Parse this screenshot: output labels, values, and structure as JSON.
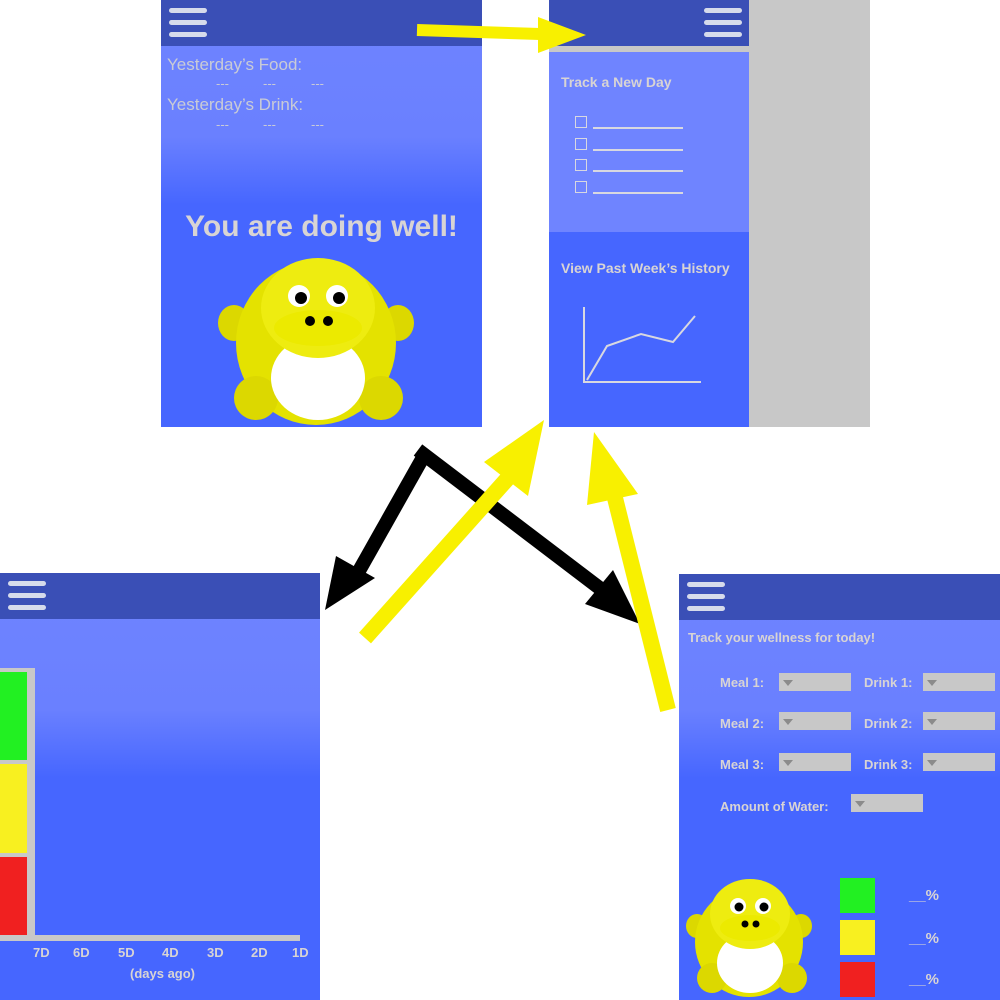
{
  "home": {
    "food_label": "Yesterday’s Food:",
    "drink_label": "Yesterday’s Drink:",
    "food_values": [
      "---",
      "---",
      "---"
    ],
    "drink_values": [
      "---",
      "---",
      "---"
    ],
    "status_message": "You are doing well!"
  },
  "menu": {
    "track_new_day": "Track a New Day",
    "view_history": "View Past Week’s History"
  },
  "history": {
    "x_ticks": [
      "7D",
      "6D",
      "5D",
      "4D",
      "3D",
      "2D",
      "1D"
    ],
    "x_label": "(days ago)"
  },
  "tracker": {
    "heading": "Track your wellness for today!",
    "meal1": "Meal 1:",
    "meal2": "Meal 2:",
    "meal3": "Meal 3:",
    "drink1": "Drink 1:",
    "drink2": "Drink 2:",
    "drink3": "Drink 3:",
    "water": "Amount of Water:",
    "pct_green": "__%",
    "pct_yellow": "__%",
    "pct_red": "__%"
  },
  "colors": {
    "header": "#3a4fb6",
    "screen_blue": "#4666ff",
    "screen_light": "#6f84ff",
    "status_green": "#22f022",
    "status_yellow": "#f8f020",
    "status_red": "#f02020",
    "arrow_yellow": "#f8f000",
    "arrow_black": "#000000",
    "pet_yellow": "#e4e200"
  },
  "icons": [
    "hamburger-menu-icon",
    "pet-mascot-icon",
    "checkbox-icon",
    "line-chart-icon",
    "dropdown-arrow-icon"
  ]
}
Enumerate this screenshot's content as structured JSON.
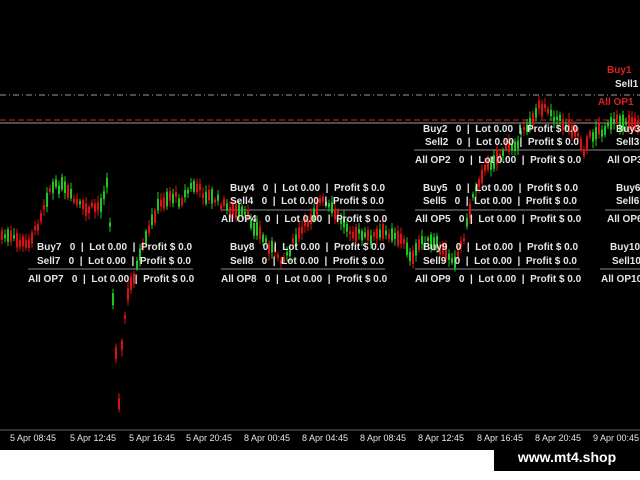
{
  "colors": {
    "background": "#000000",
    "bull_candle": "#1ec81e",
    "bear_candle": "#e01010",
    "text": "#e6e6e6",
    "level_red": "#e02020",
    "level_grey": "#9a9a9a"
  },
  "levels": {
    "buy": "Buy1",
    "sell": "Sell1",
    "all": "All OP1"
  },
  "panels": [
    {
      "buy": "Buy2   0  |  Lot 0.00  |  Profit $ 0.0",
      "sell": "Sell2   0  |  Lot 0.00  |  Profit $ 0.0",
      "all": "All OP2   0  |  Lot 0.00  |  Profit $ 0.0"
    },
    {
      "buy": "Buy3",
      "sell": "Sell3",
      "all": "All OP3"
    },
    {
      "buy": "Buy4   0  |  Lot 0.00  |  Profit $ 0.0",
      "sell": "Sell4   0  |  Lot 0.00  |  Profit $ 0.0",
      "all": "All OP4   0  |  Lot 0.00  |  Profit $ 0.0"
    },
    {
      "buy": "Buy5   0  |  Lot 0.00  |  Profit $ 0.0",
      "sell": "Sell5   0  |  Lot 0.00  |  Profit $ 0.0",
      "all": "All OP5   0  |  Lot 0.00  |  Profit $ 0.0"
    },
    {
      "buy": "Buy6",
      "sell": "Sell6",
      "all": "All OP6"
    },
    {
      "buy": "Buy7   0  |  Lot 0.00  |  Profit $ 0.0",
      "sell": "Sell7   0  |  Lot 0.00  |  Profit $ 0.0",
      "all": "All OP7   0  |  Lot 0.00  |  Profit $ 0.0"
    },
    {
      "buy": "Buy8   0  |  Lot 0.00  |  Profit $ 0.0",
      "sell": "Sell8   0  |  Lot 0.00  |  Profit $ 0.0",
      "all": "All OP8   0  |  Lot 0.00  |  Profit $ 0.0"
    },
    {
      "buy": "Buy9   0  |  Lot 0.00  |  Profit $ 0.0",
      "sell": "Sell9   0  |  Lot 0.00  |  Profit $ 0.0",
      "all": "All OP9   0  |  Lot 0.00  |  Profit $ 0.0"
    },
    {
      "buy": "Buy10",
      "sell": "Sell10",
      "all": "All OP10"
    }
  ],
  "time_axis": [
    "5 Apr 08:45",
    "5 Apr 12:45",
    "5 Apr 16:45",
    "5 Apr 20:45",
    "8 Apr 00:45",
    "8 Apr 04:45",
    "8 Apr 08:45",
    "8 Apr 12:45",
    "8 Apr 16:45",
    "8 Apr 20:45",
    "9 Apr 00:45"
  ],
  "watermark": "www.mt4.shop"
}
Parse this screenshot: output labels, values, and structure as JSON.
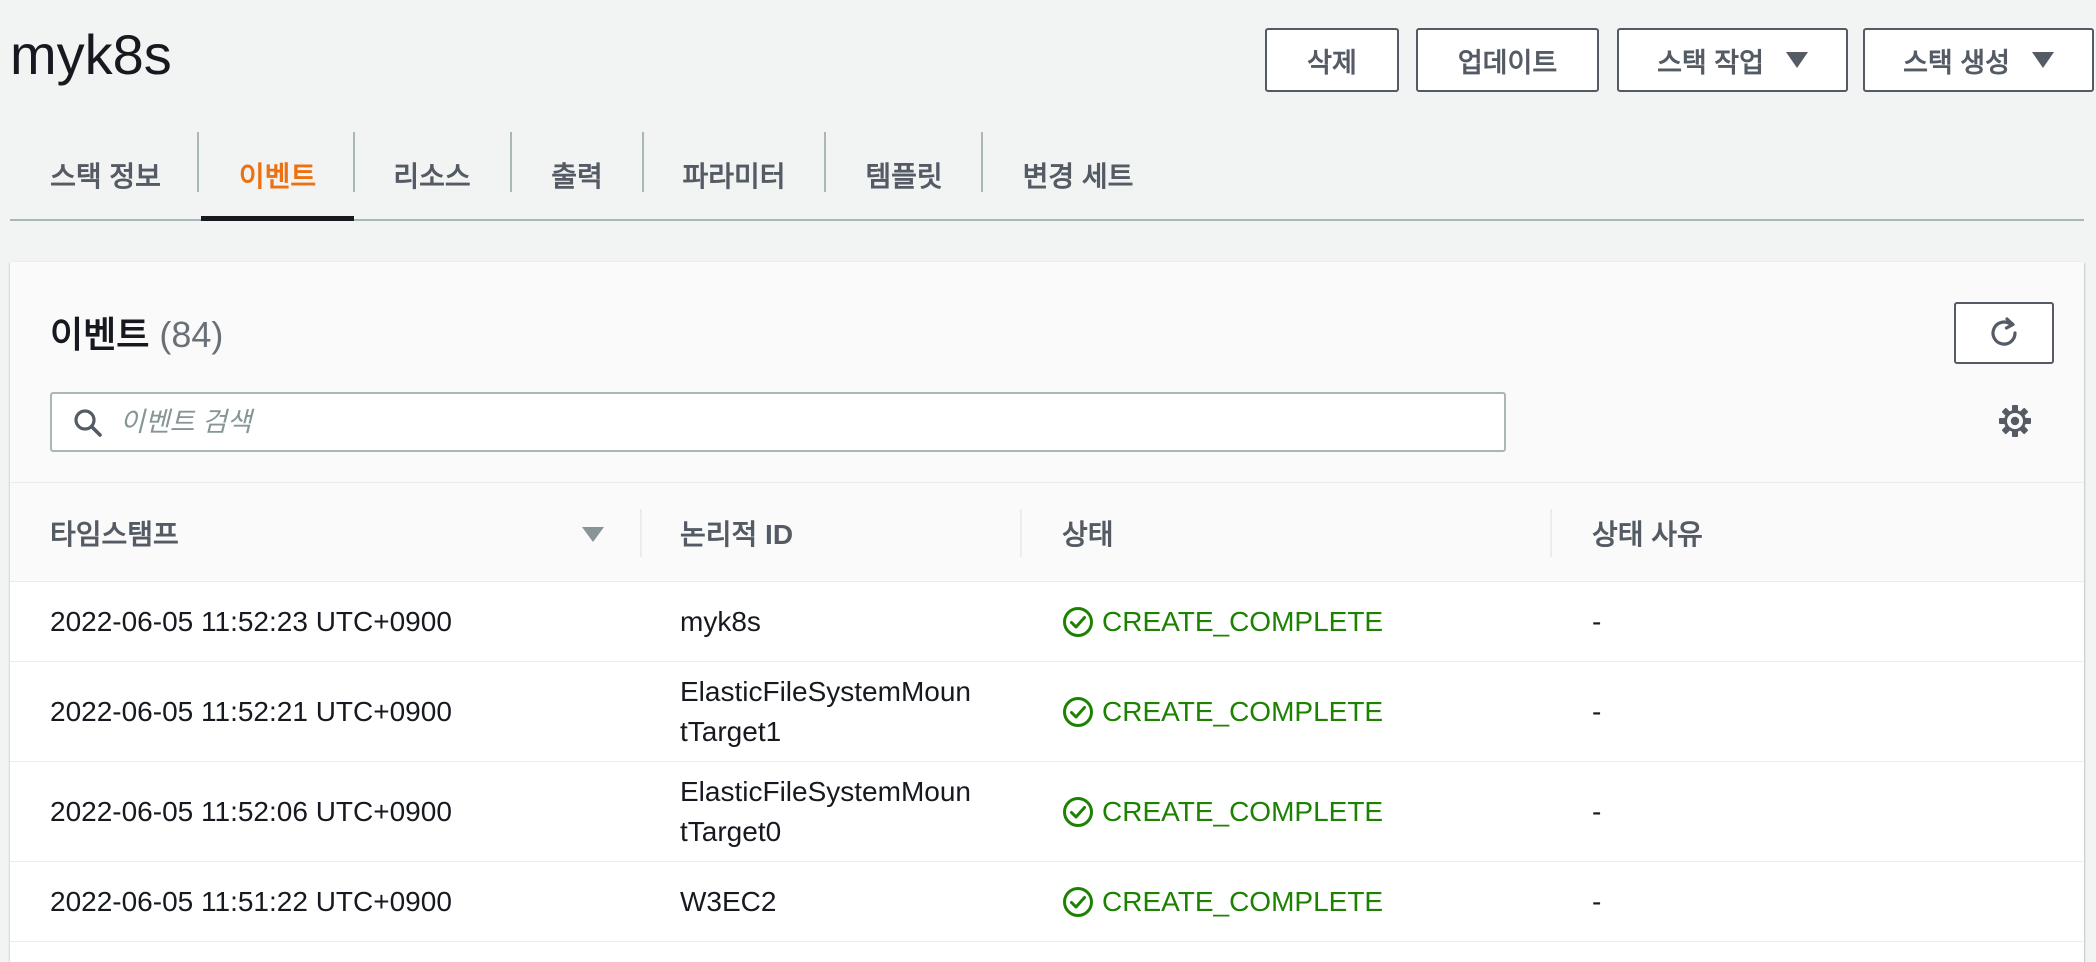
{
  "header": {
    "title": "myk8s",
    "buttons": {
      "delete": "삭제",
      "update": "업데이트",
      "stack_actions": "스택 작업",
      "create_stack": "스택 생성"
    }
  },
  "tabs": [
    {
      "label": "스택 정보"
    },
    {
      "label": "이벤트"
    },
    {
      "label": "리소스"
    },
    {
      "label": "출력"
    },
    {
      "label": "파라미터"
    },
    {
      "label": "템플릿"
    },
    {
      "label": "변경 세트"
    }
  ],
  "active_tab": "이벤트",
  "events": {
    "title": "이벤트",
    "count": "(84)",
    "search_placeholder": "이벤트 검색",
    "columns": {
      "timestamp": "타임스탬프",
      "logical_id": "논리적 ID",
      "status": "상태",
      "status_reason": "상태 사유"
    },
    "rows": [
      {
        "timestamp": "2022-06-05 11:52:23 UTC+0900",
        "logical_id": "myk8s",
        "status": "CREATE_COMPLETE",
        "reason": "-"
      },
      {
        "timestamp": "2022-06-05 11:52:21 UTC+0900",
        "logical_id": "ElasticFileSystemMountTarget1",
        "logical_id_line1": "ElasticFileSystemMoun",
        "logical_id_line2": "tTarget1",
        "status": "CREATE_COMPLETE",
        "reason": "-"
      },
      {
        "timestamp": "2022-06-05 11:52:06 UTC+0900",
        "logical_id": "ElasticFileSystemMountTarget0",
        "logical_id_line1": "ElasticFileSystemMoun",
        "logical_id_line2": "tTarget0",
        "status": "CREATE_COMPLETE",
        "reason": "-"
      },
      {
        "timestamp": "2022-06-05 11:51:22 UTC+0900",
        "logical_id": "W3EC2",
        "status": "CREATE_COMPLETE",
        "reason": "-"
      }
    ]
  },
  "colors": {
    "active_tab": "#ec7211",
    "success": "#1d8102",
    "text": "#16191f",
    "secondary_text": "#545b64"
  },
  "icons": [
    "caret-down-icon",
    "refresh-icon",
    "search-icon",
    "gear-icon",
    "sort-caret-icon",
    "status-success-icon"
  ]
}
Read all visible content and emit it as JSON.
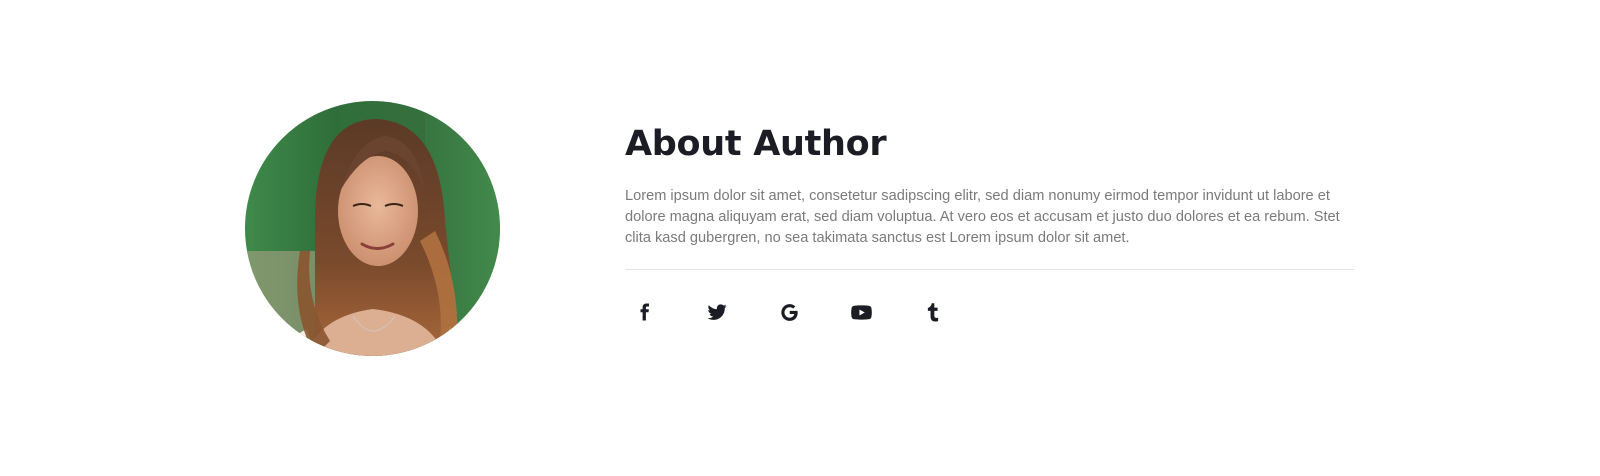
{
  "author": {
    "title": "About Author",
    "bio": "Lorem ipsum dolor sit amet, consetetur sadipscing elitr, sed diam nonumy eirmod tempor invidunt ut labore et dolore magna aliquyam erat, sed diam voluptua. At vero eos et accusam et justo duo dolores et ea rebum. Stet clita kasd gubergren, no sea takimata sanctus est Lorem ipsum dolor sit amet."
  },
  "social": [
    {
      "icon": "facebook-icon"
    },
    {
      "icon": "twitter-icon"
    },
    {
      "icon": "google-icon"
    },
    {
      "icon": "youtube-icon"
    },
    {
      "icon": "tumblr-icon"
    }
  ],
  "colors": {
    "heading": "#1c1d24",
    "text": "#7a7a7a",
    "divider": "#e4e4e4",
    "icon": "#1c1d24"
  }
}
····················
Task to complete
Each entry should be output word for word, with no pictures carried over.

Result of this task
Parse this screenshot: output labels, values, and structure as JSON.
{
  "home": {
    "food_label": "Yesterday’s Food:",
    "drink_label": "Yesterday’s Drink:",
    "food_values": [
      "---",
      "---",
      "---"
    ],
    "drink_values": [
      "---",
      "---",
      "---"
    ],
    "status_message": "You are doing well!"
  },
  "menu": {
    "track_new_day": "Track a New Day",
    "view_history": "View Past Week’s History"
  },
  "history": {
    "x_ticks": [
      "7D",
      "6D",
      "5D",
      "4D",
      "3D",
      "2D",
      "1D"
    ],
    "x_label": "(days ago)"
  },
  "tracker": {
    "heading": "Track your wellness for today!",
    "meal1": "Meal 1:",
    "meal2": "Meal 2:",
    "meal3": "Meal 3:",
    "drink1": "Drink 1:",
    "drink2": "Drink 2:",
    "drink3": "Drink 3:",
    "water": "Amount of Water:",
    "pct_green": "__%",
    "pct_yellow": "__%",
    "pct_red": "__%"
  },
  "colors": {
    "header": "#3a4fb6",
    "screen_blue": "#4666ff",
    "screen_light": "#6f84ff",
    "status_green": "#22f022",
    "status_yellow": "#f8f020",
    "status_red": "#f02020",
    "arrow_yellow": "#f8f000",
    "arrow_black": "#000000",
    "pet_yellow": "#e4e200"
  },
  "icons": [
    "hamburger-menu-icon",
    "pet-mascot-icon",
    "checkbox-icon",
    "line-chart-icon",
    "dropdown-arrow-icon"
  ]
}
Enumerate this screenshot's content as structured JSON.
{
  "colors": {
    "background": "#000000",
    "bull_candle": "#1ec81e",
    "bear_candle": "#e01010",
    "text": "#e6e6e6",
    "level_red": "#e02020",
    "level_grey": "#9a9a9a"
  },
  "levels": {
    "buy": "Buy1",
    "sell": "Sell1",
    "all": "All OP1"
  },
  "panels": [
    {
      "buy": "Buy2   0  |  Lot 0.00  |  Profit $ 0.0",
      "sell": "Sell2   0  |  Lot 0.00  |  Profit $ 0.0",
      "all": "All OP2   0  |  Lot 0.00  |  Profit $ 0.0"
    },
    {
      "buy": "Buy3",
      "sell": "Sell3",
      "all": "All OP3"
    },
    {
      "buy": "Buy4   0  |  Lot 0.00  |  Profit $ 0.0",
      "sell": "Sell4   0  |  Lot 0.00  |  Profit $ 0.0",
      "all": "All OP4   0  |  Lot 0.00  |  Profit $ 0.0"
    },
    {
      "buy": "Buy5   0  |  Lot 0.00  |  Profit $ 0.0",
      "sell": "Sell5   0  |  Lot 0.00  |  Profit $ 0.0",
      "all": "All OP5   0  |  Lot 0.00  |  Profit $ 0.0"
    },
    {
      "buy": "Buy6",
      "sell": "Sell6",
      "all": "All OP6"
    },
    {
      "buy": "Buy7   0  |  Lot 0.00  |  Profit $ 0.0",
      "sell": "Sell7   0  |  Lot 0.00  |  Profit $ 0.0",
      "all": "All OP7   0  |  Lot 0.00  |  Profit $ 0.0"
    },
    {
      "buy": "Buy8   0  |  Lot 0.00  |  Profit $ 0.0",
      "sell": "Sell8   0  |  Lot 0.00  |  Profit $ 0.0",
      "all": "All OP8   0  |  Lot 0.00  |  Profit $ 0.0"
    },
    {
      "buy": "Buy9   0  |  Lot 0.00  |  Profit $ 0.0",
      "sell": "Sell9   0  |  Lot 0.00  |  Profit $ 0.0",
      "all": "All OP9   0  |  Lot 0.00  |  Profit $ 0.0"
    },
    {
      "buy": "Buy10",
      "sell": "Sell10",
      "all": "All OP10"
    }
  ],
  "time_axis": [
    "5 Apr 08:45",
    "5 Apr 12:45",
    "5 Apr 16:45",
    "5 Apr 20:45",
    "8 Apr 00:45",
    "8 Apr 04:45",
    "8 Apr 08:45",
    "8 Apr 12:45",
    "8 Apr 16:45",
    "8 Apr 20:45",
    "9 Apr 00:45"
  ],
  "watermark": "www.mt4.shop"
}
Parse this screenshot: output labels, values, and structure as JSON.
{
  "header": {
    "title": "myk8s",
    "buttons": {
      "delete": "삭제",
      "update": "업데이트",
      "stack_actions": "스택 작업",
      "create_stack": "스택 생성"
    }
  },
  "tabs": [
    {
      "label": "스택 정보"
    },
    {
      "label": "이벤트"
    },
    {
      "label": "리소스"
    },
    {
      "label": "출력"
    },
    {
      "label": "파라미터"
    },
    {
      "label": "템플릿"
    },
    {
      "label": "변경 세트"
    }
  ],
  "active_tab": "이벤트",
  "events": {
    "title": "이벤트",
    "count": "(84)",
    "search_placeholder": "이벤트 검색",
    "columns": {
      "timestamp": "타임스탬프",
      "logical_id": "논리적 ID",
      "status": "상태",
      "status_reason": "상태 사유"
    },
    "rows": [
      {
        "timestamp": "2022-06-05 11:52:23 UTC+0900",
        "logical_id": "myk8s",
        "status": "CREATE_COMPLETE",
        "reason": "-"
      },
      {
        "timestamp": "2022-06-05 11:52:21 UTC+0900",
        "logical_id": "ElasticFileSystemMountTarget1",
        "logical_id_line1": "ElasticFileSystemMoun",
        "logical_id_line2": "tTarget1",
        "status": "CREATE_COMPLETE",
        "reason": "-"
      },
      {
        "timestamp": "2022-06-05 11:52:06 UTC+0900",
        "logical_id": "ElasticFileSystemMountTarget0",
        "logical_id_line1": "ElasticFileSystemMoun",
        "logical_id_line2": "tTarget0",
        "status": "CREATE_COMPLETE",
        "reason": "-"
      },
      {
        "timestamp": "2022-06-05 11:51:22 UTC+0900",
        "logical_id": "W3EC2",
        "status": "CREATE_COMPLETE",
        "reason": "-"
      }
    ]
  },
  "colors": {
    "active_tab": "#ec7211",
    "success": "#1d8102",
    "text": "#16191f",
    "secondary_text": "#545b64"
  },
  "icons": [
    "caret-down-icon",
    "refresh-icon",
    "search-icon",
    "gear-icon",
    "sort-caret-icon",
    "status-success-icon"
  ]
}
Read all visible content and emit it as JSON.
{
  "author": {
    "title": "About Author",
    "bio": "Lorem ipsum dolor sit amet, consetetur sadipscing elitr, sed diam nonumy eirmod tempor invidunt ut labore et dolore magna aliquyam erat, sed diam voluptua. At vero eos et accusam et justo duo dolores et ea rebum. Stet clita kasd gubergren, no sea takimata sanctus est Lorem ipsum dolor sit amet."
  },
  "social": [
    {
      "icon": "facebook-icon"
    },
    {
      "icon": "twitter-icon"
    },
    {
      "icon": "google-icon"
    },
    {
      "icon": "youtube-icon"
    },
    {
      "icon": "tumblr-icon"
    }
  ],
  "colors": {
    "heading": "#1c1d24",
    "text": "#7a7a7a",
    "divider": "#e4e4e4",
    "icon": "#1c1d24"
  }
}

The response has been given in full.